On October 31, 1517, Martin Luther, at the time a Roman Catholic monk and theology professor, nailed a protest letter to the Castle Church door in Wittenberg, Germany, where he taught at the local university. The letter is known as his 95 Theses, a protest against the sale of indulgences, among other things. Essentially, indulgences could be bought from the church in order to earn spiritual credits and help get a loved one out of a half-way place that the Roman Catholic Church called Purgatory (a concept that Protestants wholesale reject as fundamentally unbiblical).
One of the driving purposes behind the sale of indulgences was to generate funds with which to build St. Peter’s Basilica in Rome for the Pope. Luther, who had recently come alive to the wonder of the gospel through a personal re-discovery of grace, saw indulgences not only as a direct assault on the gospel, but also as evidence of spiritual corruption in the leadership of the church.

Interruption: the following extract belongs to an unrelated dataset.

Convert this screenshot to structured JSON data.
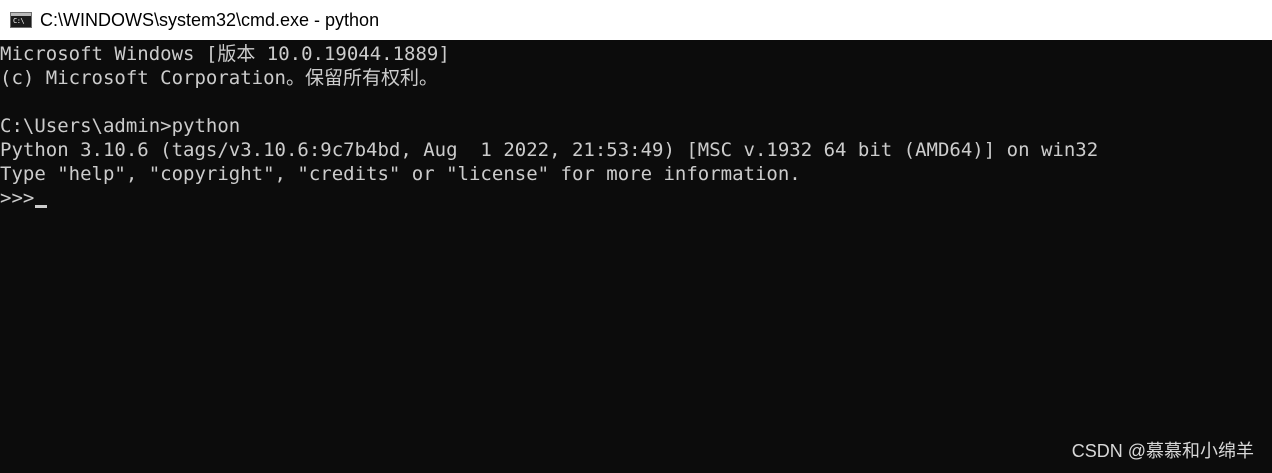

Luther’s theses originally were intended to merely reform the church. However, his protest created a firestorm in the church. He eventually was excommunicated by the Pope, barely avoided assassination, and the Protestant Reformation (from which “protestant” denominations find their roots) was on.